P.O. Box 30255
Lansing, MI 48909
You should know that everything you submit to LARA becomes their property at the time of submittal. Nothing will be returned to you, so it’s a good idea to keep your own copies for your records.
Once LARA has received your application with all of the necessary information and materials, they’ll approve you to take your residential builder or maintenance & alteration contractor exam.
Next up, it’s test time. The exam you need to pass to become a residential builder is administered by a company called PSI and consists of two parts: a 75-minute business and law section and an 180-minute practice and trade section.
Once LARA has approved you to take your exam, you can schedule it with PSI using this webpage.
They have seven exam centers across the state that offer testing six days a week. Those exam centers are located in:
Show up your exam 30 minutes before your start time so you can sign in and PSI can verify your identification. You’ll need to bring two types of ID: one current, valid, government-issued photo ID with a signature on it and one form of ID with a signature that matches the one on your photo ID (e.g., credit or debit card, military ID, or school ID).

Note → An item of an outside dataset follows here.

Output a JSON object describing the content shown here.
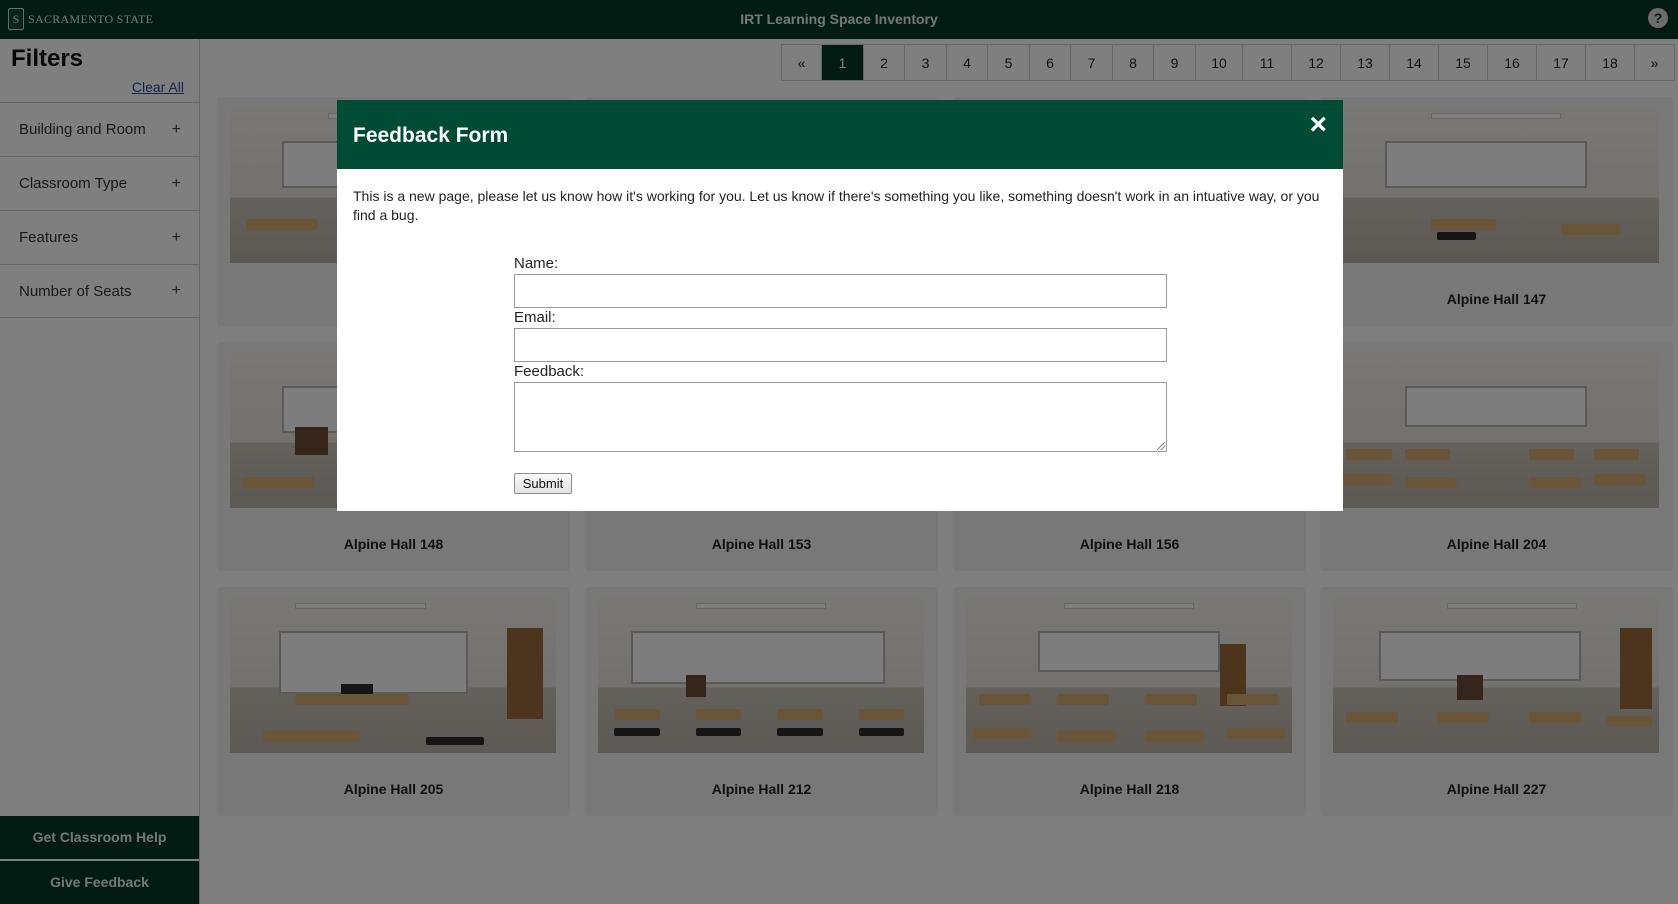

The exam is closed book and taken at a computer. The 60-hour prelicensure training you completed should have educated you on everything you need to know to pass your exam. But if you want to take an extra step to ensure you’re prepared, you can review PSI’s bulletin about the exam. Starting on page 6, it has a comprehensive list of the topics that will be covered in each question you’ll be asked.
If it’s your first time taking the test or you need to retest both parts, the fee is $117. You can also retake the business and law section for $70 or retake the practice and trade section for $80.

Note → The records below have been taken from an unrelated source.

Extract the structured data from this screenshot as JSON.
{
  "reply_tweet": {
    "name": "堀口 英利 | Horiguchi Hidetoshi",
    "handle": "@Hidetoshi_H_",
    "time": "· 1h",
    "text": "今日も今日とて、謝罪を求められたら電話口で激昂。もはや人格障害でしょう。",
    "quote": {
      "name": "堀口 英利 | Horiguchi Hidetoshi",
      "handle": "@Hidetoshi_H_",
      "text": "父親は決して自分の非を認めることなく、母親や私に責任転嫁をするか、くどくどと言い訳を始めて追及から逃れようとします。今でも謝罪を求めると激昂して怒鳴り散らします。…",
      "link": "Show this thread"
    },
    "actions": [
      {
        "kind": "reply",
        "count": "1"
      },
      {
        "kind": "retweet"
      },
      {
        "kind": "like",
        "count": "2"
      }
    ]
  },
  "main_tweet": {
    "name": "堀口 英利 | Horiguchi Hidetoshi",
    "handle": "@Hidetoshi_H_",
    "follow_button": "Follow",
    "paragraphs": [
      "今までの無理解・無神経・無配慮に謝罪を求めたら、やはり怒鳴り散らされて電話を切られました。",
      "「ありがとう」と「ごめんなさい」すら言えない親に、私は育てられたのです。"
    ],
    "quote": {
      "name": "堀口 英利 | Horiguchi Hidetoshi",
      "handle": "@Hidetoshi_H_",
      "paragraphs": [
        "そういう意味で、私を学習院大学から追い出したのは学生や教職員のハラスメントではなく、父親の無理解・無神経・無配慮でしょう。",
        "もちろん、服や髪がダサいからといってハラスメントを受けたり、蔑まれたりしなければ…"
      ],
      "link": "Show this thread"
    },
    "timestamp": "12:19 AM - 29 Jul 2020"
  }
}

When you pass your exam, PSI issues an electronic notice to the State of Michigan. Then, they mail you your Michigan builders license or maintenance & alteration contractor license.
Once you get your license in the mail, you’re officially licensed by the State of Michigan. Congrats!
Your Michigan contractor license isn’t a one-and-done thing. You need to take the appropriate steps to keep your license current.
If you got your license in 2008 or earlier or have been licensed for more than six years, you need to complete three hours of CE courses every three years:
If you were licensed in 2009 or later and have been licensed for fewer than six years, you need to take:
The other 18 hours need to be in approved courses, but you can pick which are most relevant to you and your business. You can get more info on the approved additional courses here.
Every three years on May 31st, you need to renew your license. The state will mail you renewal info to the address they have on file 90 days before you need to renew. By your renewal date, you need to be ready to prove completion of the above-specified number of continuing education hours. Then, you can complete your renewal online. The renewal fee is $150.
Armed with this information, you’re ready to complete your contractor training, ace your exam, and get your Michigan builders license. If you want to get started, sign up for your residential builders license course today.